THE DATA:
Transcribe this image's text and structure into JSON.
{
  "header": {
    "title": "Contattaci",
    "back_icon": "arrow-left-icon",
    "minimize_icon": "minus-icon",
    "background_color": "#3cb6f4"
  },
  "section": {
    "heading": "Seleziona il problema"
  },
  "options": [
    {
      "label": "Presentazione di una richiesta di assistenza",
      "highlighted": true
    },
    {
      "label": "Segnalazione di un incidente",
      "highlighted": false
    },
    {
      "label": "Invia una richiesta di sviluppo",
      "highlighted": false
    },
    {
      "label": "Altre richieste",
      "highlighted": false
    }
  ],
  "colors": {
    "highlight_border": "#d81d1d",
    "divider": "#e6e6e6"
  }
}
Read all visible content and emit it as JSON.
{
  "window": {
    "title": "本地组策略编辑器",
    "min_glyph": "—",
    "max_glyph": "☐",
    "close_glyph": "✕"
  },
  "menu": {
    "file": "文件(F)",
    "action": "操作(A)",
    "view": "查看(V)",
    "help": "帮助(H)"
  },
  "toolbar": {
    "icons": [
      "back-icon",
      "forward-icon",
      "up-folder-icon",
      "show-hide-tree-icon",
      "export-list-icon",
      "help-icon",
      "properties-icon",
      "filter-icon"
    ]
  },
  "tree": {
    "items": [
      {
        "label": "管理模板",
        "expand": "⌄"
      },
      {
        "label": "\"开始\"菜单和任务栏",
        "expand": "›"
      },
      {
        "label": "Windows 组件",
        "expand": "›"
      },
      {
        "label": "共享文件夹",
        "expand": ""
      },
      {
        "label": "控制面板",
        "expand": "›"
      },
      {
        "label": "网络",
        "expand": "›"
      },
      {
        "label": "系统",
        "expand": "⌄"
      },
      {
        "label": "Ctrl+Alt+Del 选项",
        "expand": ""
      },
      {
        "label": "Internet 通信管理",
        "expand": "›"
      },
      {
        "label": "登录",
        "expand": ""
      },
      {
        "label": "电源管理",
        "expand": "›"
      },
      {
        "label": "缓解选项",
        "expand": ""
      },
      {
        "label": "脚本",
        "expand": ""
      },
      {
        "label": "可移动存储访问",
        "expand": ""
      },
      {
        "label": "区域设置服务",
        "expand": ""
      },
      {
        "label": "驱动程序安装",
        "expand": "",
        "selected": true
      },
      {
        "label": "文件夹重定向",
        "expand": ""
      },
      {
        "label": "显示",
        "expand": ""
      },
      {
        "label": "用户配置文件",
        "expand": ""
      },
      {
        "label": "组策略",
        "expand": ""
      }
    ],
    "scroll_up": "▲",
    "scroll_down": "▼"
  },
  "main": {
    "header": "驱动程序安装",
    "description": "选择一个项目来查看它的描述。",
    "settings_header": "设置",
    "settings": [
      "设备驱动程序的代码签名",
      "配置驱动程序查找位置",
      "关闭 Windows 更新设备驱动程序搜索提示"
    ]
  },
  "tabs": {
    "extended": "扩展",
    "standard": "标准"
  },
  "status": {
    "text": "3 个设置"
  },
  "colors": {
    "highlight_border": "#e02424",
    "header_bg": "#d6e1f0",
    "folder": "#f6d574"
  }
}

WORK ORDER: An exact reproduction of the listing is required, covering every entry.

RESPONSE TO THE EXERCISE:
Transcribe this image's text and structure into JSON.
{
  "header": {
    "title": "Contattaci",
    "back_icon": "arrow-left-icon",
    "minimize_icon": "minus-icon",
    "background_color": "#3cb6f4"
  },
  "section": {
    "heading": "Seleziona il problema"
  },
  "options": [
    {
      "label": "Presentazione di una richiesta di assistenza",
      "highlighted": true
    },
    {
      "label": "Segnalazione di un incidente",
      "highlighted": false
    },
    {
      "label": "Invia una richiesta di sviluppo",
      "highlighted": false
    },
    {
      "label": "Altre richieste",
      "highlighted": false
    }
  ],
  "colors": {
    "highlight_border": "#d81d1d",
    "divider": "#e6e6e6"
  }
}
Read all visible content and emit it as JSON.
{
  "window": {
    "title": "本地组策略编辑器",
    "min_glyph": "—",
    "max_glyph": "☐",
    "close_glyph": "✕"
  },
  "menu": {
    "file": "文件(F)",
    "action": "操作(A)",
    "view": "查看(V)",
    "help": "帮助(H)"
  },
  "toolbar": {
    "icons": [
      "back-icon",
      "forward-icon",
      "up-folder-icon",
      "show-hide-tree-icon",
      "export-list-icon",
      "help-icon",
      "properties-icon",
      "filter-icon"
    ]
  },
  "tree": {
    "items": [
      {
        "label": "管理模板",
        "expand": "⌄"
      },
      {
        "label": "\"开始\"菜单和任务栏",
        "expand": "›"
      },
      {
        "label": "Windows 组件",
        "expand": "›"
      },
      {
        "label": "共享文件夹",
        "expand": ""
      },
      {
        "label": "控制面板",
        "expand": "›"
      },
      {
        "label": "网络",
        "expand": "›"
      },
      {
        "label": "系统",
        "expand": "⌄"
      },
      {
        "label": "Ctrl+Alt+Del 选项",
        "expand": ""
      },
      {
        "label": "Internet 通信管理",
        "expand": "›"
      },
      {
        "label": "登录",
        "expand": ""
      },
      {
        "label": "电源管理",
        "expand": "›"
      },
      {
        "label": "缓解选项",
        "expand": ""
      },
      {
        "label": "脚本",
        "expand": ""
      },
      {
        "label": "可移动存储访问",
        "expand": ""
      },
      {
        "label": "区域设置服务",
        "expand": ""
      },
      {
        "label": "驱动程序安装",
        "expand": "",
        "selected": true
      },
      {
        "label": "文件夹重定向",
        "expand": ""
      },
      {
        "label": "显示",
        "expand": ""
      },
      {
        "label": "用户配置文件",
        "expand": ""
      },
      {
        "label": "组策略",
        "expand": ""
      }
    ],
    "scroll_up": "▲",
    "scroll_down": "▼"
  },
  "main": {
    "header": "驱动程序安装",
    "description": "选择一个项目来查看它的描述。",
    "settings_header": "设置",
    "settings": [
      "设备驱动程序的代码签名",
      "配置驱动程序查找位置",
      "关闭 Windows 更新设备驱动程序搜索提示"
    ]
  },
  "tabs": {
    "extended": "扩展",
    "standard": "标准"
  },
  "status": {
    "text": "3 个设置"
  },
  "colors": {
    "highlight_border": "#e02424",
    "header_bg": "#d6e1f0",
    "folder": "#f6d574"
  }
}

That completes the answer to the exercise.